by Sara Pennypacker
162 pages of smiles for middle grade readers
(older readers may enjoy finding their younger selves in the pages too.)
I would love having Clementine in my class at school. She is herself at all times. I admire that. She would be a great friend. She is creative and funny. Although I have to say she does some things that would make my 9-year old self a little nervous. (I didn’t like getting into trouble.) She is committed to her family and she always tried her best. It’s just that things don’t always work out smoothly. When this book begins Clementine’s having a nervous breakdown. The “Family Meeting!” sign is up in her house. She knows she must be in trouble for something, but she can’t figure out what it is. Try as she might to find out what’s on the agenda, her parents won’t give her even the smallest, teeniest clue before the meeting.
Clementine gets through that meeting just fine, but in the end initiates a meeting of her own to let her family know how she would like to deal with the changes in their lives. In between she tries to work with Waylon to create a science project – he wants to try transmogrification – and with Margaret her year-older neighbor who is thinking makeup is the coolest thing. Clementine is not so sure.
One of my favorite parts of the story is how Clementine (named after a fruit) always calls her little brother Squash or Yam or Bean Sprout throughout the books. It seems as though she might find him annoying, but really he turns out to be a pretty great kid to be a sister to.

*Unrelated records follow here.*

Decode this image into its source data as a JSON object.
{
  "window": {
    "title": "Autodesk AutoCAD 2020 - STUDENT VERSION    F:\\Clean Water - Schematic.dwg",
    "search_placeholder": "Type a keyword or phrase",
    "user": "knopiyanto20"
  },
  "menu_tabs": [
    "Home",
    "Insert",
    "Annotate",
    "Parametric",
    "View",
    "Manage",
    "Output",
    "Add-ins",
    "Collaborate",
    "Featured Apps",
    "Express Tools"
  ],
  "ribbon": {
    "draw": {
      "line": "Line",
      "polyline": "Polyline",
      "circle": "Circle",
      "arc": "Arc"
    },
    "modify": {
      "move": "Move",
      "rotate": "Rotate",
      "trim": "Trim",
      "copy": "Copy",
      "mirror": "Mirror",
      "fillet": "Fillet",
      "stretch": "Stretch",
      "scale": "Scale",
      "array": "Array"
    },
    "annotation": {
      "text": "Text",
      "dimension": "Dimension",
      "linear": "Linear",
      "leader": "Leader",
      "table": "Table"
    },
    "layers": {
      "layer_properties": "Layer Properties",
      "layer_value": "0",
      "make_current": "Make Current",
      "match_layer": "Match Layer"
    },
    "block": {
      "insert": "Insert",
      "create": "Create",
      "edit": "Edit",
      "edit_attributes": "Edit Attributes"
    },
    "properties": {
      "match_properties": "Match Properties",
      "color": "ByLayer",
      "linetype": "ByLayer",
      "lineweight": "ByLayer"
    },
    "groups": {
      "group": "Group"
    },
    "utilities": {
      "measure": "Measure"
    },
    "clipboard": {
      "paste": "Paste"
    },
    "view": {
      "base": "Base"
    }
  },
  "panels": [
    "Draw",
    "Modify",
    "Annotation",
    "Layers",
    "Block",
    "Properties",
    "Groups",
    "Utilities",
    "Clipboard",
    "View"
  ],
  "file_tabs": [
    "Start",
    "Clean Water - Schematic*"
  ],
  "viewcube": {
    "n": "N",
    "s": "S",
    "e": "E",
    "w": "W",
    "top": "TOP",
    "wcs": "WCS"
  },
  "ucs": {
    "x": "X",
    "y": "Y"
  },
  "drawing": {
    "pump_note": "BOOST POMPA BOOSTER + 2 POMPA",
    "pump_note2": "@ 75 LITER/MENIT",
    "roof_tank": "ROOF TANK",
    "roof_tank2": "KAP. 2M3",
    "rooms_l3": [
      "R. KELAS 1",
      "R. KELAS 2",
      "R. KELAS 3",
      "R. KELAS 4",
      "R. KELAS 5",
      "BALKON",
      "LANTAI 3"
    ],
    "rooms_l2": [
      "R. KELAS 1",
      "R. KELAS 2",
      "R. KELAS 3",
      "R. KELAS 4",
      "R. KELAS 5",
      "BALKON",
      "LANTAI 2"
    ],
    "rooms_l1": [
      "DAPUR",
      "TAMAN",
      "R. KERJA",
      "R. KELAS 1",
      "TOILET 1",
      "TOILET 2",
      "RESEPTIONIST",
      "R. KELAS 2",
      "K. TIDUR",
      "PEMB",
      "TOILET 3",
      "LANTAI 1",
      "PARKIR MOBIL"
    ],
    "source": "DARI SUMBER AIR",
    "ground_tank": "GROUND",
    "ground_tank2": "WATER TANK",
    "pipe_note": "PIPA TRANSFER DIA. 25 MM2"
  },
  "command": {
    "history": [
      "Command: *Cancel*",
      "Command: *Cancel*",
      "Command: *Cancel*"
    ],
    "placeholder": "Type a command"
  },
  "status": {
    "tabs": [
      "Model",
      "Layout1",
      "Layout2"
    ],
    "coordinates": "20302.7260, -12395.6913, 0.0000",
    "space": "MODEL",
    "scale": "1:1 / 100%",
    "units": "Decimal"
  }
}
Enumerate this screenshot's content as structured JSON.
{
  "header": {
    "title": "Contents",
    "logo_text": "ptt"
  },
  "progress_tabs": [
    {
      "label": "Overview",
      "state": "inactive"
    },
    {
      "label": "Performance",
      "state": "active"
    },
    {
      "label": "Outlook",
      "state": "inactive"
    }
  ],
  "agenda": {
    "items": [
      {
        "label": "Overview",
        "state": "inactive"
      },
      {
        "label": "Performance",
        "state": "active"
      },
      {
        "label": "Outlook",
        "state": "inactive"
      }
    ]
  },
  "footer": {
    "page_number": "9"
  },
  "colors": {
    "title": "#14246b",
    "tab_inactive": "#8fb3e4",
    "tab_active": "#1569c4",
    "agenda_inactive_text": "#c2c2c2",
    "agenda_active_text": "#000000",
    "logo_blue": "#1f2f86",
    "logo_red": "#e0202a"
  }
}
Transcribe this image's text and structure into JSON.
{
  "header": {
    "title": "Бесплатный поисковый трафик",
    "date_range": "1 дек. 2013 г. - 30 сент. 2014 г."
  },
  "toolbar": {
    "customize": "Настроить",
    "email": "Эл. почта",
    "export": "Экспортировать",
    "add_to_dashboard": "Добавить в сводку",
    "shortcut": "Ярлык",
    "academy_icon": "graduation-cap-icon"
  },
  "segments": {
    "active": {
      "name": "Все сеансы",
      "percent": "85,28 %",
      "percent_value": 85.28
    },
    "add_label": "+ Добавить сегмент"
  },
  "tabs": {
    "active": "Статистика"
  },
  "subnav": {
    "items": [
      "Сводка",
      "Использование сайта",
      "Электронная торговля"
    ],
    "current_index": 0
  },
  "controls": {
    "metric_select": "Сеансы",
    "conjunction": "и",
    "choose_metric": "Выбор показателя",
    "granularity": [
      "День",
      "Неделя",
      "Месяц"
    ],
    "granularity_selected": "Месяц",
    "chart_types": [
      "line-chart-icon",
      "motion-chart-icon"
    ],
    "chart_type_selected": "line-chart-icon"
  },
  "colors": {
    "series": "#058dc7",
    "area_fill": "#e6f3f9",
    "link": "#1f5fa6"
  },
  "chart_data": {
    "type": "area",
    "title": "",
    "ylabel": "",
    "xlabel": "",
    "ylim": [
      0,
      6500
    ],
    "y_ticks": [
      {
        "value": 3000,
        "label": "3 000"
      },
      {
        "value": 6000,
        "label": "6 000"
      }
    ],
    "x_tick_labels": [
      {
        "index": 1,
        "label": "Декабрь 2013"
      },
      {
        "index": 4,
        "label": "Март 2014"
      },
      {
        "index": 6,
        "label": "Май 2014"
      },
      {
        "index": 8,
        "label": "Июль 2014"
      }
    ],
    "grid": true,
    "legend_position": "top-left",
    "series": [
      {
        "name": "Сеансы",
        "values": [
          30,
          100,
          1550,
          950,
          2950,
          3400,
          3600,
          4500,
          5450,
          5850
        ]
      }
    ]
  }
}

Read all the Clementine books. They’re fun and refreshing and real.